Like most parents, I can only look on with admiration and pride as I watch my children making their way into the world of work and remember with amusement my own foray into London and that important first job. Continue reading “A Chilling Teenage Addiction”
My mother was very parsimonious when it came to cooking with eggs. Clearly, her wartime childhood had affected her. The WWII ration allowance was one fresh egg per week, supplemented with dried egg powder from the USA – which she hated. But old habits die hard; even in her eighties, she would use only one egg to make herself an omelette. If I had ever had the chance to bake her this traditional Polish babka cake for Easter, which uses twelve egg yolks, she would have had a veritable heart attack! Continue reading “Easter and an Extravaganza of Eggs”
One of the pleasures of cooking is giving pleasure to other people, and sometimes that means giving pleasure to other people’s taste buds at the expense of your own.
You see, I’m not really a ‘pudding’ person and have always had a set of savoury taste buds – but cooking for my three boys and husband, plus friends who came down to Wales for country weekends, meant that over the years I developed a repertoire of classic British puddings in order to please family and friends. Continue reading “In Pursuit of Sanguine Pleasures”
It’s January 6th and the boulangeries and patisseries here in Albi are full of large round tarts, the famous Galette des Rois, which are traditionally eaten on the 6th January to celebrate Epiphany, the visit of the Three Wise Men. The tart is made of buttery flaky pastry with a filling of frangipane (almond paste) though you can also buy galettes with a chocolate filling and even Nutella. Hidden in the filling is a fève – traditionally, a dried broad bean. In the 19th century, the bean was replaced by a tiny porcelain figurine but now, they are inevitably plastic! Whoever finds the fève is king or queen for the day and they get to wear a cardboard crown (usually sold with the galette). Continue reading “Galette des Rois – a French celebration of Epiphany”
My father died when I was 12. Christmases were a little less perfect after that. Grandmother did her best to make the holiday special, but her heart wasn’t in it as she watched my mother slide into alcoholism. My brother left home. As soon as school ended I headed for grimy, raw edged London determined to create my own life and Christmases. Continue reading “The Charms of a Not So Perfect Christmas”

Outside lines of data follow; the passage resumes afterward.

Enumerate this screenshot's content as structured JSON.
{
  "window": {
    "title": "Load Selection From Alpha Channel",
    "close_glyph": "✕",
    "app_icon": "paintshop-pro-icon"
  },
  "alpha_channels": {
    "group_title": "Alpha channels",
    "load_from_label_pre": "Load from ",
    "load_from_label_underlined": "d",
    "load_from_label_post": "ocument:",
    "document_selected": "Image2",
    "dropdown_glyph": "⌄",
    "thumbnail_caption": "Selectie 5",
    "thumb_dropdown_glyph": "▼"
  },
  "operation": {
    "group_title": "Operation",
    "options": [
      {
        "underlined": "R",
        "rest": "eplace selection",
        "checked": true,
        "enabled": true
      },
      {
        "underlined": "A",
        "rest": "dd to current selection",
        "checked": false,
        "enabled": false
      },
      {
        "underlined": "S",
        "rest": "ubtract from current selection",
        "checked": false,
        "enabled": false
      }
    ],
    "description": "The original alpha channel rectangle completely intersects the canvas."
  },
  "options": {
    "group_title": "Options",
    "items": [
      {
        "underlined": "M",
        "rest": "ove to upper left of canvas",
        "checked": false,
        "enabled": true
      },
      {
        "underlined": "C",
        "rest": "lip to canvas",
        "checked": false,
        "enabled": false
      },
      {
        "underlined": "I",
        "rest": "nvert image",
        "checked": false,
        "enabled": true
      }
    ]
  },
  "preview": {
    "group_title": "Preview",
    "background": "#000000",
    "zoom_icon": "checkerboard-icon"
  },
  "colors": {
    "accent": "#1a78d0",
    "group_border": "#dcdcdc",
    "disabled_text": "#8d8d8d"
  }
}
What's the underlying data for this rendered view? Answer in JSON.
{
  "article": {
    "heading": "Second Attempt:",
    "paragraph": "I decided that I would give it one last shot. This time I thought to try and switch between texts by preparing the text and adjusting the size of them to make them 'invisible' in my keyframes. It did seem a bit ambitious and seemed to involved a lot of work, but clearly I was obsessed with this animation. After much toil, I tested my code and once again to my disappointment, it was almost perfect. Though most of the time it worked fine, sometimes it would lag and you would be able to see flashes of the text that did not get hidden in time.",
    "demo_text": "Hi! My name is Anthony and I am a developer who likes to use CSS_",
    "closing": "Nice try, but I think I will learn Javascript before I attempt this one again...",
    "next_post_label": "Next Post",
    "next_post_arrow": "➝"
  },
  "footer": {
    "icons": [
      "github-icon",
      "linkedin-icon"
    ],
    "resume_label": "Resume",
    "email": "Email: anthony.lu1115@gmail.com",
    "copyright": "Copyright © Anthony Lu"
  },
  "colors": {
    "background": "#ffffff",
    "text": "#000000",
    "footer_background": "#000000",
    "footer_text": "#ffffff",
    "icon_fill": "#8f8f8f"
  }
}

Let’s get this straight, British desserts rock. Italians maybe the past masters at gelato – read my post ‘Decamping the Ice Cream Myth’ – chased only on the commercial edge by the Americans; the French may claim fruit tarts, custard based crèmes and le soufflé; the Portuguese have heavenly custard tarts and Australians the pavlova; but no one else does ‘puddings’ like the British do. Sticky toffee, suet, bread and butter, upside down and not forgetting Christmas’s ‘figgy’, all hearty warming puddings that smothered in custard stick to your soul and offer comfort. Continue reading “My Just Desserts”
Perhaps people should be divided into two categories, those that remember food eaten from meals past, and those that don’t. Continue reading “De-Camping the Ice Cream Myth”
When I married for the first time and, at the age of 18 left for Africa to join my expatriate banker husband, my small circle of friends was, on the whole, envious. On the face of it there was a great deal to be envious about. In London I shared a hostel room with two other girls; in Ghana I moved into a fully furnished, light and airy apartment, with a house boy to do all the cleaning, cooking and washing. I exchanged a monotonous job for the excitement of travel, and different countries to explore and, although I left good friends behind, there was a ready-made circle of expatriates to fit into. Life was going to be one long round of sun, sand, and cocktail parties. Continue reading “Expatriated Desserts”
The joy of being a Londoner is that you never run out of things to do or see. Man and I are often lucky enough to be able to skive off mid-week and spend an hour or two wandering around the capital’s museums and exhibitions. Art in particular, from the medieval to the modern, is high on our list of interests, to admire as well as to buy. Continue reading “The Art of Digestion”
A picnic is ‘an occasion when a packed meal is eaten in an outside setting’ according to the Oxford English Dictionary.
The British enthusiasm for picnics is truly the triumph of hope over experience, be it parked up in a lay-by, surrounded by wind breaks on a stony beach, or on rare occasions, lying in long grass contemplating the Magritte clouds passing by overhead in a pool of blue sky. Continue reading “A Tale of Two Picnics”